Kidsons, a firm of chartered accountants, sought a declaration from its professional indemnity insurers that they were bound to provide indemnity under its professional indemnity policy in relation to a number of claims against it relating to tax avoidance work.
Gloster J’s judgment is lengthy and far-reaching1. It identifies a number of lessons accountancy firms and other professional entities should bear in mind when notifying a claim under their professional indemnity policy.
Kidsons were required to notify underwriters “as soon as practicable” of “… any circumstance … which may give rise to a loss or claim against them. Such notice having been given any loss or claim to which that circumstance has given rise which is subsequently made after the expiration of [the policy period] … shall be deemed for the purpose of this insurance to be made during the subsistence hereof.”
The court held that this clause provided an extension of cover for claims made after the policy period, but that this extension was dependent on notice having been given “as soon as practicable”. In this instance it had not. Kidsons purported to notify the claims to underwriters in vague terms. The court found that Kidsons’ notification in relation to a majority of the claims was insufficient. Valid notice depends not on the subjective intention of the insured but on how the reasonable recipient would have understood the notice.
It is apparent from this case that the notification of a circumstance to insurers should include details of any error, act or omission, or potentially negligent or otherwise wrongful conduct. It should also identify the potential claimant or the victim and details of the loss they may suffer. Time for notifying the circumstance was held to run from the date the insured had all of the above information in order to notify the claim. Notice four months after that date was not notification “as soon as practicable”.
Gloster J also commented that knowledge of a circumstance by the partnership secretary or the relevant managing organ of a partnership can be attributed to all the partners in the firm. It is in the interests of all partners to ensure that adequate notification procedures are in place.

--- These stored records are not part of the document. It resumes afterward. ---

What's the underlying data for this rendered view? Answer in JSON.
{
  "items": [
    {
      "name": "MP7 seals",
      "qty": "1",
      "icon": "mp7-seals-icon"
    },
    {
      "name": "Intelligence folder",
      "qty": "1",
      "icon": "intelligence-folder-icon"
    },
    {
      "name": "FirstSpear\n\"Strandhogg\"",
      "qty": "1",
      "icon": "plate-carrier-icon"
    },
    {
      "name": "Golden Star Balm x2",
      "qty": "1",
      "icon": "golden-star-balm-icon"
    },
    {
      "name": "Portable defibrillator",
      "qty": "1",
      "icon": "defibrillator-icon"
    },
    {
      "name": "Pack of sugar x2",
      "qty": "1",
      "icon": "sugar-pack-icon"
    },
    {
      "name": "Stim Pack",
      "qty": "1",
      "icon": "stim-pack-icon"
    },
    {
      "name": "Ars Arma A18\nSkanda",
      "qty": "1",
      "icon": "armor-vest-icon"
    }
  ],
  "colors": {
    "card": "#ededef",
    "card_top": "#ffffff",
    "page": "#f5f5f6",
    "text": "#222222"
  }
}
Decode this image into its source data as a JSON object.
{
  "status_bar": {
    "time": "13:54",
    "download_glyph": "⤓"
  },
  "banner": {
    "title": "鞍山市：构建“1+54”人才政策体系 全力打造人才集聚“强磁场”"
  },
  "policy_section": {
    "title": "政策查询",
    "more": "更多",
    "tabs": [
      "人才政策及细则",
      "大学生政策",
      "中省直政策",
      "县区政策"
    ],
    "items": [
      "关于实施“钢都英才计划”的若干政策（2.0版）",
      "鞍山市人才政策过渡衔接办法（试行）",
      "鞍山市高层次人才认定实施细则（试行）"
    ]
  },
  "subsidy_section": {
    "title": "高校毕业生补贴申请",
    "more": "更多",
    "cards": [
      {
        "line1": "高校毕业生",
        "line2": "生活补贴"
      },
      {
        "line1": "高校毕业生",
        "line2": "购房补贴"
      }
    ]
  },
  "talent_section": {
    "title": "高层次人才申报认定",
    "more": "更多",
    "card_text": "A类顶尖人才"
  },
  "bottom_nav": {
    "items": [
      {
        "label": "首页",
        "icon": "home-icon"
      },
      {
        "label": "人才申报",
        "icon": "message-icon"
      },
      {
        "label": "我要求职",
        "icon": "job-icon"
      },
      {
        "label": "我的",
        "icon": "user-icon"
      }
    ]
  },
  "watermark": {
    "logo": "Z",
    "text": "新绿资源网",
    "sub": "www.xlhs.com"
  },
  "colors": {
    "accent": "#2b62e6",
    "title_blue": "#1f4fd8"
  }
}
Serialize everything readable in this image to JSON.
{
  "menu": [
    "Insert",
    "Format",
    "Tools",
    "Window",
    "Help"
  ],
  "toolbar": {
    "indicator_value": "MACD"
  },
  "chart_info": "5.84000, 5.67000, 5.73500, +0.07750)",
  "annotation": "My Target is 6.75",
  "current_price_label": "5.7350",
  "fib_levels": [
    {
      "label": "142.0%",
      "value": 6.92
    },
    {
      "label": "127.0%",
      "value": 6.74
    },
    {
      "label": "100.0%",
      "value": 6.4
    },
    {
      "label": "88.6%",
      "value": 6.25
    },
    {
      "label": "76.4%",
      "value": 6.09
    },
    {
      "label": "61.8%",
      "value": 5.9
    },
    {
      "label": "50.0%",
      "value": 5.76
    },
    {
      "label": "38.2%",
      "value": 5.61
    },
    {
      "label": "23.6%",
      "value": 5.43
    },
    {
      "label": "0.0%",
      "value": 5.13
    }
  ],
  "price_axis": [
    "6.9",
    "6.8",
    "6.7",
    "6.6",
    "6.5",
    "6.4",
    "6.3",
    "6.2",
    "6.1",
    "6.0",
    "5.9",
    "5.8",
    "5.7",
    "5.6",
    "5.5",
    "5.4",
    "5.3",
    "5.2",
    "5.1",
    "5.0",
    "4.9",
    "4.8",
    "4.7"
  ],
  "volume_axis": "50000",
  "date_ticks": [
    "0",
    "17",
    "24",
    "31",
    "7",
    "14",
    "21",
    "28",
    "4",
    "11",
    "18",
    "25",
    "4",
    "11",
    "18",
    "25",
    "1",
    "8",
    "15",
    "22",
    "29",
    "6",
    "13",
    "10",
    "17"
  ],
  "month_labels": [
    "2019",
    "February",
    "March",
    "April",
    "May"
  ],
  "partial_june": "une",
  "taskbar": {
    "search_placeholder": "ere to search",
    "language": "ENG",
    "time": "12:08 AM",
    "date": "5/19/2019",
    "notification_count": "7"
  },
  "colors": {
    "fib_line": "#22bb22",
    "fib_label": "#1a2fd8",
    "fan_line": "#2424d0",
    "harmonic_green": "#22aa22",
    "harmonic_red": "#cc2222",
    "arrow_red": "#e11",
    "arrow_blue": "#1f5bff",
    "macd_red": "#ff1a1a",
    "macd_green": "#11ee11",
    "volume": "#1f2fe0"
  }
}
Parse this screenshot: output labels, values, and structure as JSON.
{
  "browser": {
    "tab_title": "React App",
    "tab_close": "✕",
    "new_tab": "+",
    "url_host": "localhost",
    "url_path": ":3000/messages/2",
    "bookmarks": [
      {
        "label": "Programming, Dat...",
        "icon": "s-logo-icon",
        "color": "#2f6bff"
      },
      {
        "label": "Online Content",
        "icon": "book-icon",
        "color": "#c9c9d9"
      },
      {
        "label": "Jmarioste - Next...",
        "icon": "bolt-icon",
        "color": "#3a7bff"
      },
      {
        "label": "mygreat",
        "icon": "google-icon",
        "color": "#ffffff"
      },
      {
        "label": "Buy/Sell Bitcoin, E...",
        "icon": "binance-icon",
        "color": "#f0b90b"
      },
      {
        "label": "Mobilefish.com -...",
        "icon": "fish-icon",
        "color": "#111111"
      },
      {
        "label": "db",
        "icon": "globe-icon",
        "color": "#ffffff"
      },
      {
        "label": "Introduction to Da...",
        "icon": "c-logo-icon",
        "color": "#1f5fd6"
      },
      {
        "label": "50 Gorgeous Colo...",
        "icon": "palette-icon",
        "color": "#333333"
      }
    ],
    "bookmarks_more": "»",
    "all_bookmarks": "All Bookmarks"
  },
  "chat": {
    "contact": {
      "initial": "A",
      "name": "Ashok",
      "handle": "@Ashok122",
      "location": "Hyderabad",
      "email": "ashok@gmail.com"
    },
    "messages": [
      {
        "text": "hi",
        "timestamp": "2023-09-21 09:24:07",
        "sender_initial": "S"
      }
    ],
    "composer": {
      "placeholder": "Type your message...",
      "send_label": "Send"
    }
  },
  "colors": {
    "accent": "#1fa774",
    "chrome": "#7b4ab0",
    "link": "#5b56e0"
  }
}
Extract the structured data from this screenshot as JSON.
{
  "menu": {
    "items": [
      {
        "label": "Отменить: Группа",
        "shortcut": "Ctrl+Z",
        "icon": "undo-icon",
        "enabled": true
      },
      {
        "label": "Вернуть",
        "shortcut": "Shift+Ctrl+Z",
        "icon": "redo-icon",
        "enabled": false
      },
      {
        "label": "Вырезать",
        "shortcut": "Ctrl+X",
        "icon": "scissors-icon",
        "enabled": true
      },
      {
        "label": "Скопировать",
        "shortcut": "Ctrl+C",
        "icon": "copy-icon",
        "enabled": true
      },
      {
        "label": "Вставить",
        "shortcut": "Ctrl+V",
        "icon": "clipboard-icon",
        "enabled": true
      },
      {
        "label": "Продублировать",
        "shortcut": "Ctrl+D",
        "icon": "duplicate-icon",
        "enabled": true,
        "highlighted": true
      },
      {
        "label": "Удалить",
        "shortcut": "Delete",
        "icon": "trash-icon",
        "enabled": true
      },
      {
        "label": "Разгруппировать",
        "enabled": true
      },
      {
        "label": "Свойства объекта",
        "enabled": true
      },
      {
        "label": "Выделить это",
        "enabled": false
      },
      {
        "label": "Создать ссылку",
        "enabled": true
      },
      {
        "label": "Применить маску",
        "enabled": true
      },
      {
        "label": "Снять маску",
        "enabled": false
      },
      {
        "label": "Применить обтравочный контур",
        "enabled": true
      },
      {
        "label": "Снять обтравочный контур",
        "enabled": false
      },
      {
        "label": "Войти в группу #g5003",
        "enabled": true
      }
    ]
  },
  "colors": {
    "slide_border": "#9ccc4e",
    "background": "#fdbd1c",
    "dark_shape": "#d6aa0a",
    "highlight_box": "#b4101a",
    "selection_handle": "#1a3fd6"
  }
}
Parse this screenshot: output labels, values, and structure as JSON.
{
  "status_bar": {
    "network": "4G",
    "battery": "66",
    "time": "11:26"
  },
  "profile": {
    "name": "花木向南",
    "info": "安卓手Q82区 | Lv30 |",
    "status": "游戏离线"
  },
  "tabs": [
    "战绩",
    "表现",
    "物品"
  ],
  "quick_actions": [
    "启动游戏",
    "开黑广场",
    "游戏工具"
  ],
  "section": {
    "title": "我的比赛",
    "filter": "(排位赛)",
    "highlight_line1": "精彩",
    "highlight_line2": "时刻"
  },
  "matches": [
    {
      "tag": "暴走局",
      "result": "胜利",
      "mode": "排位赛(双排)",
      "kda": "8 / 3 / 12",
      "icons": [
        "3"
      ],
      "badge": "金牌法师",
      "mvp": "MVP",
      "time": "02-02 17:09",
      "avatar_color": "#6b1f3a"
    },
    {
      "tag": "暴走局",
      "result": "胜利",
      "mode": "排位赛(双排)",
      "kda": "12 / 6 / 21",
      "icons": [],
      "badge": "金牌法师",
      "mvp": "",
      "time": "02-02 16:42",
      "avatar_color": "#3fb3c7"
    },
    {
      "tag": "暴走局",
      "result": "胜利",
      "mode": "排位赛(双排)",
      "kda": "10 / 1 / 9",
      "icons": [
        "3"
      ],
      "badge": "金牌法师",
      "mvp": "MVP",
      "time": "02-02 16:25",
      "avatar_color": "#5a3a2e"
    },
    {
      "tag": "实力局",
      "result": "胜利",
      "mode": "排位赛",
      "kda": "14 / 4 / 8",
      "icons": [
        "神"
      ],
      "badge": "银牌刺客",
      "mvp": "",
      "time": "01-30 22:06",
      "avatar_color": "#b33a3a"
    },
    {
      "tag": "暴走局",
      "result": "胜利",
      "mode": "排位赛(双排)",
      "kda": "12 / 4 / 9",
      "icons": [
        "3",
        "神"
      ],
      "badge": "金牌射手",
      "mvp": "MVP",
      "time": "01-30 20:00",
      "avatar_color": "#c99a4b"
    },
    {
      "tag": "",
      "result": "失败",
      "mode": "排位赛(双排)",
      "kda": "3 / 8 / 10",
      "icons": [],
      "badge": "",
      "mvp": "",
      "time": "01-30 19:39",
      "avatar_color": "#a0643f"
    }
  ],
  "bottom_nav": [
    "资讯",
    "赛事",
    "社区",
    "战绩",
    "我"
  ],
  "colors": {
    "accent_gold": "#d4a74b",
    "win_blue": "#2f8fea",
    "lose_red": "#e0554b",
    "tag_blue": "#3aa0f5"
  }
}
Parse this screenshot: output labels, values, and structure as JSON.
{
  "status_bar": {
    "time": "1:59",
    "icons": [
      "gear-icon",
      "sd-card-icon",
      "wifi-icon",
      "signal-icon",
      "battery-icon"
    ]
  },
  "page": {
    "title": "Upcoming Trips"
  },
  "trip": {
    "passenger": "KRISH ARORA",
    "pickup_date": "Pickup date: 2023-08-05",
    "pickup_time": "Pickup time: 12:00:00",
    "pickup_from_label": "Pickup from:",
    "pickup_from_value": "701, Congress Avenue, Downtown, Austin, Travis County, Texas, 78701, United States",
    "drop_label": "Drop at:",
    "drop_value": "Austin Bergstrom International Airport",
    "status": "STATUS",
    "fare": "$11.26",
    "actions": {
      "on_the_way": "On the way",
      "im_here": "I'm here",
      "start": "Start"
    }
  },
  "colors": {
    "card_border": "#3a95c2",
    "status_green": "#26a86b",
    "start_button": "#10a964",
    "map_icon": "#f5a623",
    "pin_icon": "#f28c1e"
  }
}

This is an insurer friendly decision, but watch this space as Kidsons has obtained leave to appeal.